MM: How closely have you been following the Kings and have you been waiting for a call-up all year?
TH: I watch them a lot. Sometimes it’s tough with the late starts (due to the time change). But, we all like to watch – especially having guys like Marty (Alec Martinez) up there. We want to see him doing well. Either way though, you have to watch if you want to be ready to get the call, to know the style of play and know the guys you could potentially be playing with. But, I don’t think about a call-up. I think when you start doing that it won’t happen.
MM: Taking nothing away from Cliche – you were the captain in Seattle (WHL) and for Team Canada, so were you a little disappointed to not get the ‘C’ in Manchester this season?
TH: Not at all. Even if I was given the ‘C’, I think I would have told the coach the right guy to wear it is Marc-Andre Cliche. He’s a guy that our entire dressing room looks up to and the start of the year we were just waiting for him to be fully healthy, coming back from an injury he was dealing with. So, there’s no question in my mind that he’s the guy for the job. It’s really good for me that I can watch what he does too because he’s a great leader. He reminds me of Drew Bagnall, who we had last year. Realistically, this is pretty much my first season of pro hockey. So, it’s nice to sit back, watch and learn from other guys. He’s definitely a really big influence on everybody on our team. There wasn’t any animosity or hoping for other things. I was just honored to be an assistant captain.
MM: What’s been the best part of the season so far and the worst part of the season?
TH: There’s probably been a stretch, when you get to about that 45-60 game range, and you just keep playing three games in four nights or four games in five nights – you’re like ‘wow, this is difficult.’ You have to bring it every single night. That’s been one of the learning points for me and you learn how to come to the rink and be ready every single night. As far as high points, that’s something we’re still looking forward to as a team.

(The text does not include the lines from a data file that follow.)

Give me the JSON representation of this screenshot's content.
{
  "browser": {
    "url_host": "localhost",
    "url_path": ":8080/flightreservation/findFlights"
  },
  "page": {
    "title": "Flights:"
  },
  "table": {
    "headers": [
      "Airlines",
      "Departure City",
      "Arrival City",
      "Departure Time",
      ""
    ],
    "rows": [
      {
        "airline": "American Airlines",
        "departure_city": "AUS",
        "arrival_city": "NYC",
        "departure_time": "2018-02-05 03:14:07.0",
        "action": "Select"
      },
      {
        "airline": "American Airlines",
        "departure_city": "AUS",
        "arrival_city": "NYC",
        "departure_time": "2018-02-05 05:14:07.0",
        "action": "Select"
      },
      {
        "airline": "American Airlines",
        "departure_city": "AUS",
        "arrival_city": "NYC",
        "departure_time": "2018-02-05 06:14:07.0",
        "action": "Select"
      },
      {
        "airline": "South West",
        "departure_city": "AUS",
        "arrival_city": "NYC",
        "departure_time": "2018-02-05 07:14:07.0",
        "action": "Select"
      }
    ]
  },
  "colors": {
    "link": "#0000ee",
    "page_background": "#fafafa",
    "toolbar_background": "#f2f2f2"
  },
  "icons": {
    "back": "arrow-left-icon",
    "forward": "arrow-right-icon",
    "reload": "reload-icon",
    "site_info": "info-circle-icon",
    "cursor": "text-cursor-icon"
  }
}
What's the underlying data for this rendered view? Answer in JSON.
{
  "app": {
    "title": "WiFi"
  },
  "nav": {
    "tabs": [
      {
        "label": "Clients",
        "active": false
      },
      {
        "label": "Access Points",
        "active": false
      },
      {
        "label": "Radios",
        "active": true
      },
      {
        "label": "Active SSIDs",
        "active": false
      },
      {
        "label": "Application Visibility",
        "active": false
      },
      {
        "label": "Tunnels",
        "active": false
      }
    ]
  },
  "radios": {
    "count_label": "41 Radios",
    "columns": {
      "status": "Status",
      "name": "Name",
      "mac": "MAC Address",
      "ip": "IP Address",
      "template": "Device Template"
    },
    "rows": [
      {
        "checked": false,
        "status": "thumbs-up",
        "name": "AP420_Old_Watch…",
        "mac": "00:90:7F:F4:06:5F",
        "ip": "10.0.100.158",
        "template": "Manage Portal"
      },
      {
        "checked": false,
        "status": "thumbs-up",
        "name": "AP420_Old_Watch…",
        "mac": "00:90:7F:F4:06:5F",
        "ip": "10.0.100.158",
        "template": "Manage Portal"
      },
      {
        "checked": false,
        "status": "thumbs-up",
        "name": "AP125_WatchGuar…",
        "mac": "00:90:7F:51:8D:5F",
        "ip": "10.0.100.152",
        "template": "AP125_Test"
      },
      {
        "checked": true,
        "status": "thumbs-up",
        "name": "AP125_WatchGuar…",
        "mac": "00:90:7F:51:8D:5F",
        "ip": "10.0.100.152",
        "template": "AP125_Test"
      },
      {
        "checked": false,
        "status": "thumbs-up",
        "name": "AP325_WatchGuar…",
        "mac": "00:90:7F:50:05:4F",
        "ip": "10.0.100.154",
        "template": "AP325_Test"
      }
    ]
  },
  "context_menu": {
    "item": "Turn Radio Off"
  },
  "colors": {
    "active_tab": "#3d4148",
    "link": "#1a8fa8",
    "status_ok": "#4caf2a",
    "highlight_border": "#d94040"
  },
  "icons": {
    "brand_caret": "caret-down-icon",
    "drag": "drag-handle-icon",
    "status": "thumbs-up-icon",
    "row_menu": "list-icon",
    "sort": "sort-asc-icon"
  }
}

Perhaps the best is yet to come for Hickey and the Monarchs, as the AHL Playoffs start next week.
Interview with Noah Clarke – includes awesome prank pulled by former Monarch George Parros